Martín is also creating an Association for Civil Rights to coordinate rights promotion by individual lawyers and human rights organizations, including the Center for Legal and Social Studies, which is directed by Ashoka Fellow Martín Abregu. Martín (Bohmer) expects the Association to make important contributions to the identification of promising test cases, the development of appropriate legal strategies and the enlistment of the energies and commitments of growing numbers of lawyers in meaningful, pro bono work.
The years that Martín spent as a university student coincided with the renewal of democracy in Argentina and attendant dramatic changes both in the prevailing climate for human rights protection and the strategies that could be effectively employed in advancing human rights causes. Following his father's path, Martín studied law and entered the legal profession. But he soon chafed at the thought of pursuing a traditional career in a conservative, and often uncritical, profession that, at its worst, had condoned the excesses of Argentina's authoritarian regimes and, even at its best, had generally distanced itself from protecting and enlarging the rights of the public at large.
In Argentina, Martín was repeatedly exposed to the use of law to frustrate attempts to change norms and correct social and political abuses, and a brief stint in private legal practice convinced him that a commitment to the public interest was largely absent in the legal profession. But his eyes were opened by a period of study at the Yale Law School, which introduced him to the possibilities of critical scholarship and public interest work and the effectiveness of such work in producing positive social change.

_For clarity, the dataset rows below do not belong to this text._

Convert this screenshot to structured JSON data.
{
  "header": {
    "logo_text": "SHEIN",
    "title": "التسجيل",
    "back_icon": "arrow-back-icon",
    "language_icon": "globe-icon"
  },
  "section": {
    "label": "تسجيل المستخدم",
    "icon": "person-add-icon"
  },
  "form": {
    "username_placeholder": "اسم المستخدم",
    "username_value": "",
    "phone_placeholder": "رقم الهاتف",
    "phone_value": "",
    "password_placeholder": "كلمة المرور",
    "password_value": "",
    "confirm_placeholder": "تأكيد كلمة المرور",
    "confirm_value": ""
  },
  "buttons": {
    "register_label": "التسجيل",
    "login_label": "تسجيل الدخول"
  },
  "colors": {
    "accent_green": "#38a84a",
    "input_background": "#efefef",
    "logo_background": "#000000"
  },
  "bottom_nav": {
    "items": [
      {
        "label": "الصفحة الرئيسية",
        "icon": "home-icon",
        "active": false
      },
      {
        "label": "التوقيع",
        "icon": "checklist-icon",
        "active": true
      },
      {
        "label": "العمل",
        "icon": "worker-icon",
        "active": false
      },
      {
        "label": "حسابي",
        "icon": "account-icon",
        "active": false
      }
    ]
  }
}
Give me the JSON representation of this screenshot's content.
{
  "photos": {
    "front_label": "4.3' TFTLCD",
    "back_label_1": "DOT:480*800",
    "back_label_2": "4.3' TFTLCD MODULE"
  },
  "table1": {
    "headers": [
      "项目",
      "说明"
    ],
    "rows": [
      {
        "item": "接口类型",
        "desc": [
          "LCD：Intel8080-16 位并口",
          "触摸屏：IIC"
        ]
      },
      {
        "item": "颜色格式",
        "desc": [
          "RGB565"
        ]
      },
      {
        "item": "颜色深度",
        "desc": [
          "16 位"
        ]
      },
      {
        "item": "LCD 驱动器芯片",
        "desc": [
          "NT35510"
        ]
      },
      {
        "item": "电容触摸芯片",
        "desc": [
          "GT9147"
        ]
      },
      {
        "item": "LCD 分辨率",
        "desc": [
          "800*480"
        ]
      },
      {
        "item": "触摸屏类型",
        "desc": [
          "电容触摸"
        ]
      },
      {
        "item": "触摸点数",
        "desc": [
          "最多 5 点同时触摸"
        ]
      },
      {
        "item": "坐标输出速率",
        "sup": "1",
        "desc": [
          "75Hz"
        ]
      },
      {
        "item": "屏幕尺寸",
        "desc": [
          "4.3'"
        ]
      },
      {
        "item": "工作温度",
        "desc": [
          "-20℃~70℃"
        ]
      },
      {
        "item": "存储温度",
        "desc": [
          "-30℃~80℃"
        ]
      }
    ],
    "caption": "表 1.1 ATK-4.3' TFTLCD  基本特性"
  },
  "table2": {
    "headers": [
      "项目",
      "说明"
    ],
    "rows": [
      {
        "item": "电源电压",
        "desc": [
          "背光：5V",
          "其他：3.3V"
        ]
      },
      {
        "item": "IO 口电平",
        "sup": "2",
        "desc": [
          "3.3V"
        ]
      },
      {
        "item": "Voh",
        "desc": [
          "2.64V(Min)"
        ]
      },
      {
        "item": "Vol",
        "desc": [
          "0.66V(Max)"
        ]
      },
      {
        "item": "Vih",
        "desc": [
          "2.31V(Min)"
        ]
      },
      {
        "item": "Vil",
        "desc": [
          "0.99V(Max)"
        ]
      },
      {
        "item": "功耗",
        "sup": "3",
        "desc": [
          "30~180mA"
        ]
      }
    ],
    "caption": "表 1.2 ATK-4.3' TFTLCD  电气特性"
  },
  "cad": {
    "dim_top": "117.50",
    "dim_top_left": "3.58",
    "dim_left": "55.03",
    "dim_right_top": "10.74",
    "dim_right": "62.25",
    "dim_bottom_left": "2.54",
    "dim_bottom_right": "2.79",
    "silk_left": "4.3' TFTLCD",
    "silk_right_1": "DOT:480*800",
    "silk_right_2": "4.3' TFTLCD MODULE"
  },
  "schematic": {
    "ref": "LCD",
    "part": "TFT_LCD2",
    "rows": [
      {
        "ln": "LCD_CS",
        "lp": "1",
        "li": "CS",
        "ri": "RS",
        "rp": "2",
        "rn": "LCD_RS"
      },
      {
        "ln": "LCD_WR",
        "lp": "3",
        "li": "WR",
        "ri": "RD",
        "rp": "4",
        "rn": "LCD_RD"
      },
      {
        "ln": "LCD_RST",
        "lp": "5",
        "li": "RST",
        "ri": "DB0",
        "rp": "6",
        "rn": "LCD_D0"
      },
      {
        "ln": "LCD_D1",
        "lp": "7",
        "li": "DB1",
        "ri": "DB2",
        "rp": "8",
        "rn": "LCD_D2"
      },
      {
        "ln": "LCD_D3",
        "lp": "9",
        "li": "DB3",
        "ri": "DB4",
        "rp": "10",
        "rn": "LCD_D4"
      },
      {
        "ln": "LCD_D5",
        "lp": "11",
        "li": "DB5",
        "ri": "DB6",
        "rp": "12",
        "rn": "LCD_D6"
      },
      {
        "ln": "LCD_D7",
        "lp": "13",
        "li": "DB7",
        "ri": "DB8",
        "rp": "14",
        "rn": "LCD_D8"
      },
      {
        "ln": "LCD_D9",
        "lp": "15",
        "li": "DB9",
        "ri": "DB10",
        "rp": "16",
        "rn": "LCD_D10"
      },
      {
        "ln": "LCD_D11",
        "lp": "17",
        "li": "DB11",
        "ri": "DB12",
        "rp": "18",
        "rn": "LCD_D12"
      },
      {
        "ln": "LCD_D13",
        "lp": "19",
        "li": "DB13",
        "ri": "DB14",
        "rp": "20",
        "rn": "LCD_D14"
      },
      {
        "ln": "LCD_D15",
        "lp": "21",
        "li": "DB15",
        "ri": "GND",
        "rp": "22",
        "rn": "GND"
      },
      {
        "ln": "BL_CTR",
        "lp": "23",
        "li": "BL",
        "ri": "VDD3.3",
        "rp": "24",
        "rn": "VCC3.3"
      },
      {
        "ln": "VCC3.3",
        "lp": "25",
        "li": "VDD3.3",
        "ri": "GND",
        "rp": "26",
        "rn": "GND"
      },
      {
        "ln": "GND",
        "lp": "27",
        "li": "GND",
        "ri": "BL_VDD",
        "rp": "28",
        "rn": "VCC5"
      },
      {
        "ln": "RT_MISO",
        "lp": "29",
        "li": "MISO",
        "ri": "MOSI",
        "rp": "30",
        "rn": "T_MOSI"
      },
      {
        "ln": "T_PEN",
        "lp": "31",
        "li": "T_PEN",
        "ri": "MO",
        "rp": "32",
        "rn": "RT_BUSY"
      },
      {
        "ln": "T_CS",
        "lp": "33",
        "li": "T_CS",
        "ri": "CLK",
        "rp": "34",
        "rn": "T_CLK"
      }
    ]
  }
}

In the Yale classroom, he was introduced to new theoretical concepts and unfamiliar legal disciplines and to the use of law as a tool for advancing human rights. Outside the classroom, he was exposed to the work of legal clinics (as a participant in Yale's immigration clinic) and law journals (through his association with The Journal of Law and Feminism). He was also both astonished and inspired by his fellow students' interest in pro bono work and by the willingness of law firms to offer public interest sabbaticals to prospective employees.

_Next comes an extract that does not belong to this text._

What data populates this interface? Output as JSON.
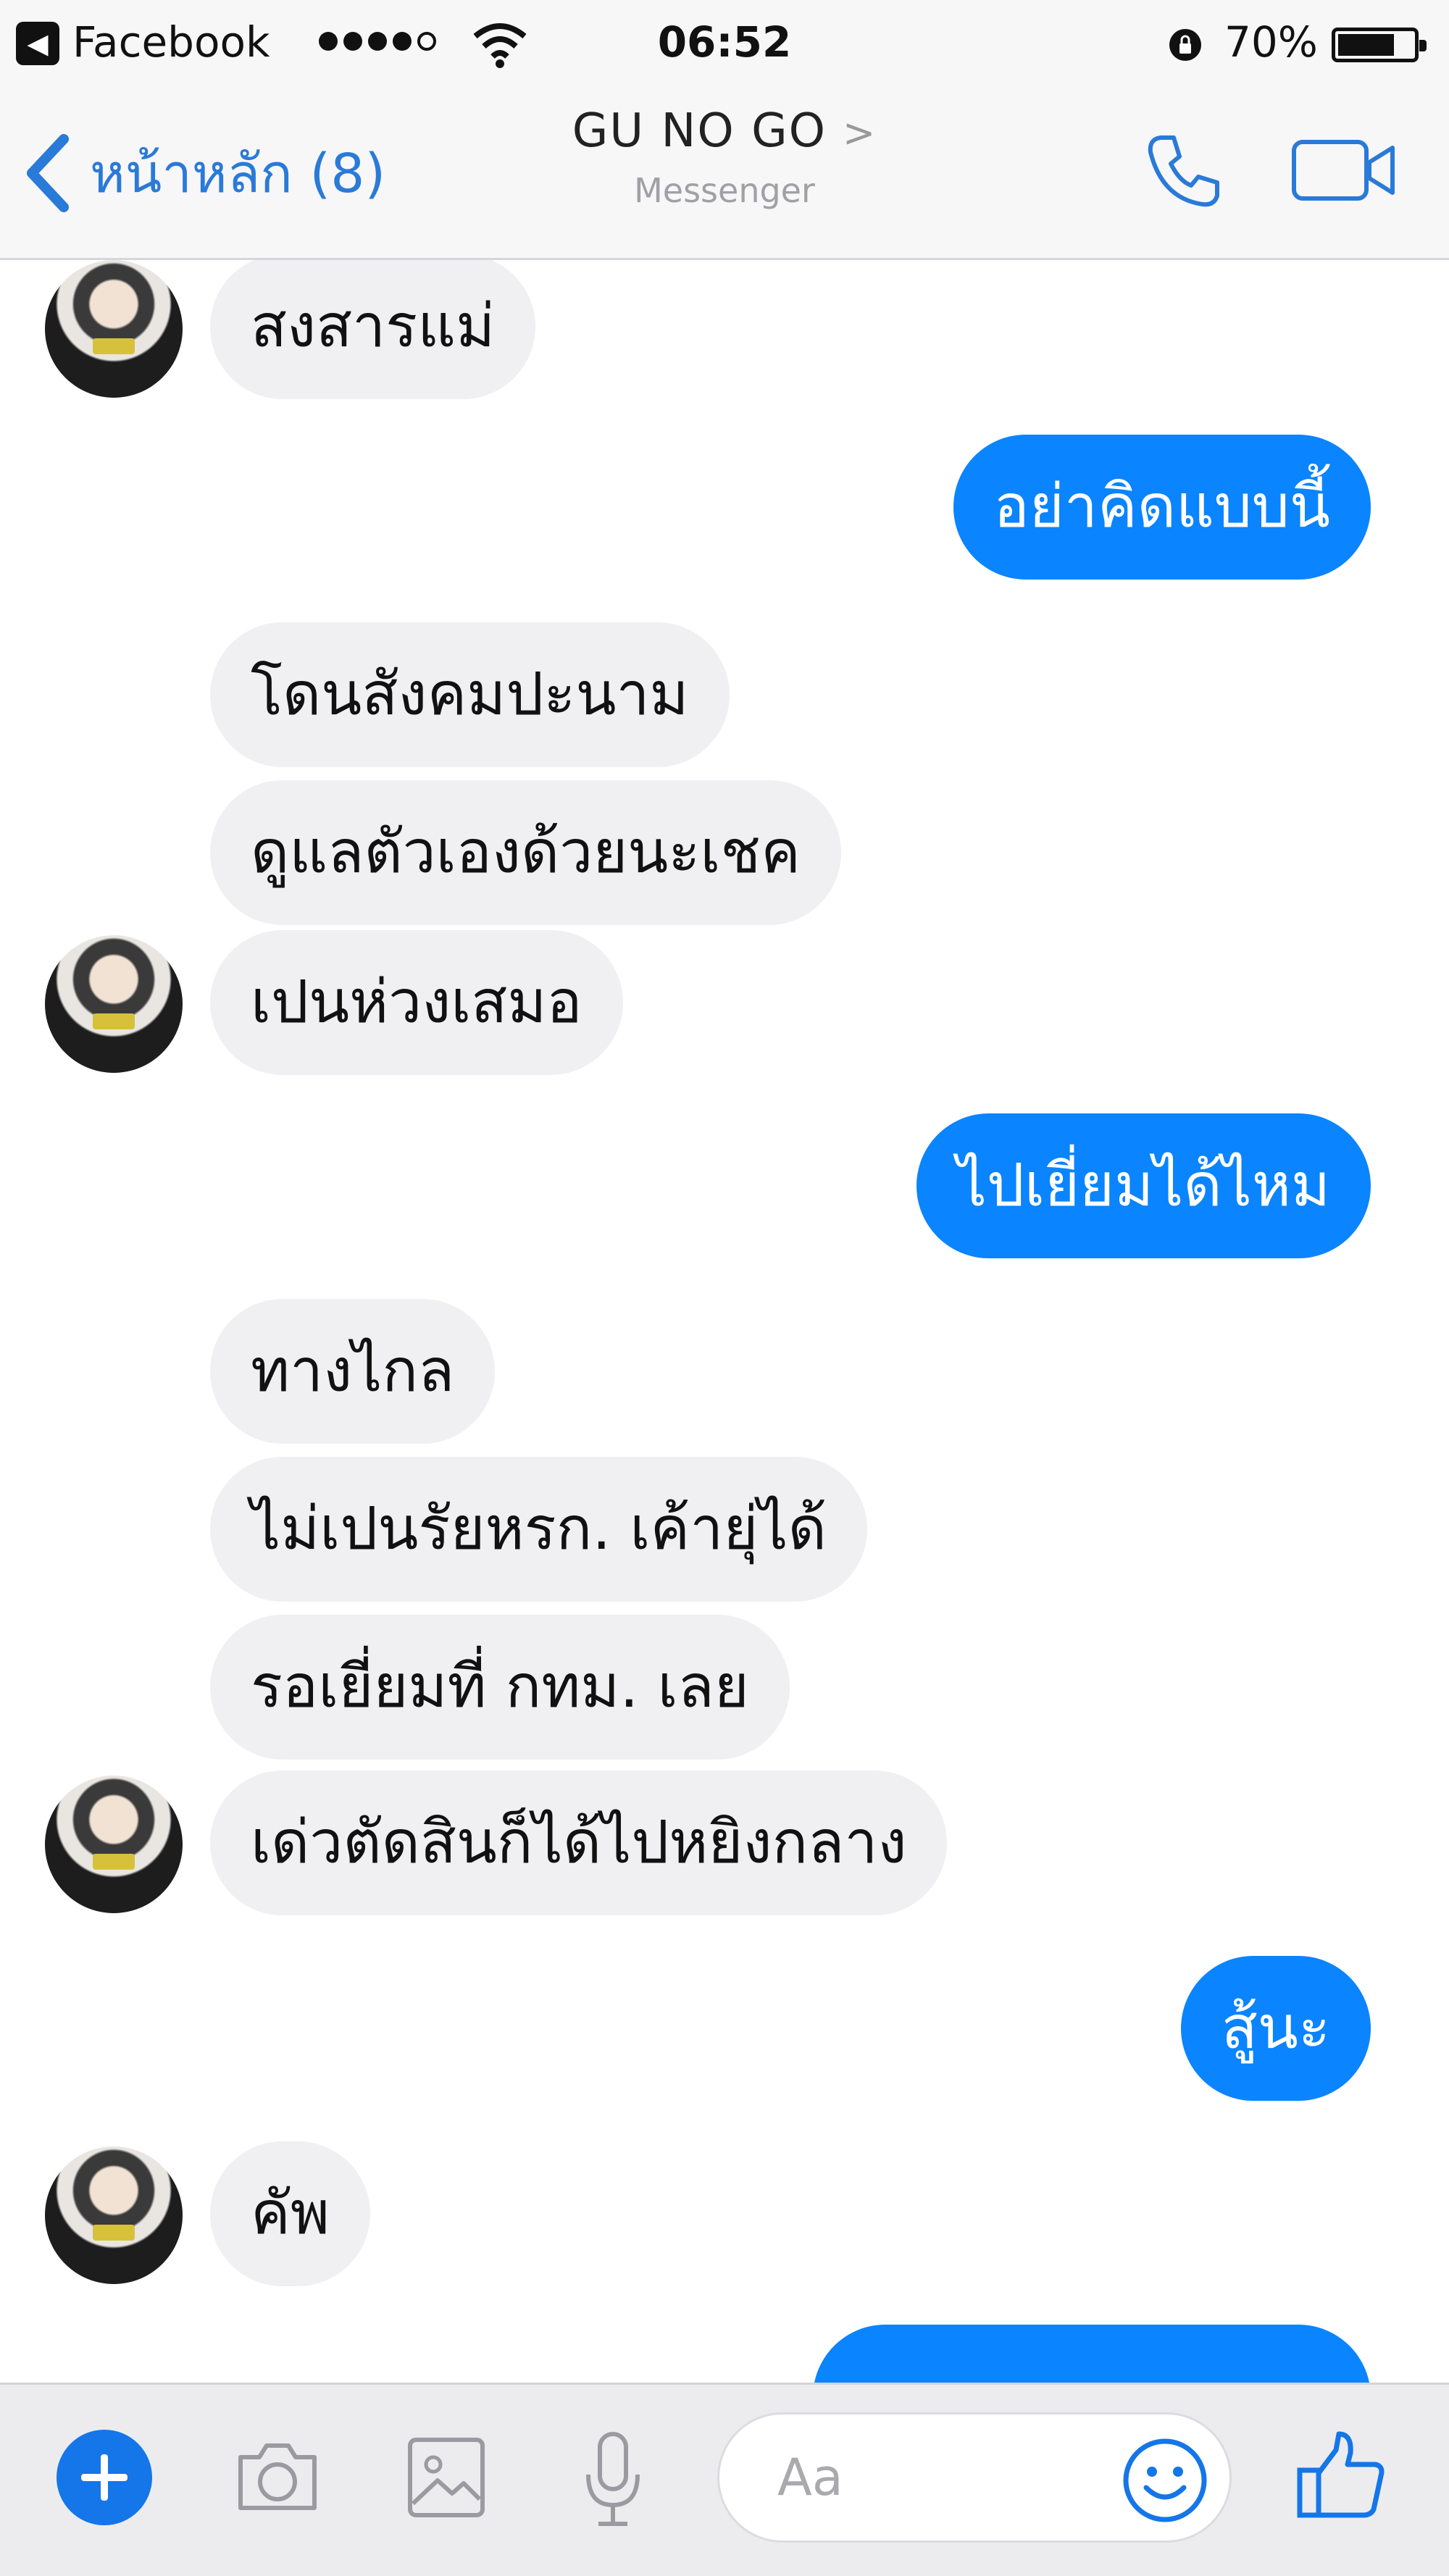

Upon completing his master's program at Yale, Martín returned to Argentina with a firm and well-fortified resolve to dedicate his life's work to transforming that country's legal profession into a powerful and effective instrument for promoting human rights. By mid-1995, he had created the necessary platform and infrastructure at the University of Palermo in Buenos Aires and marshaled key in-kind support. He is now devoting his full energies time to realizing his vision of a profession that is in the vanguard of human rights and public interest endeavors.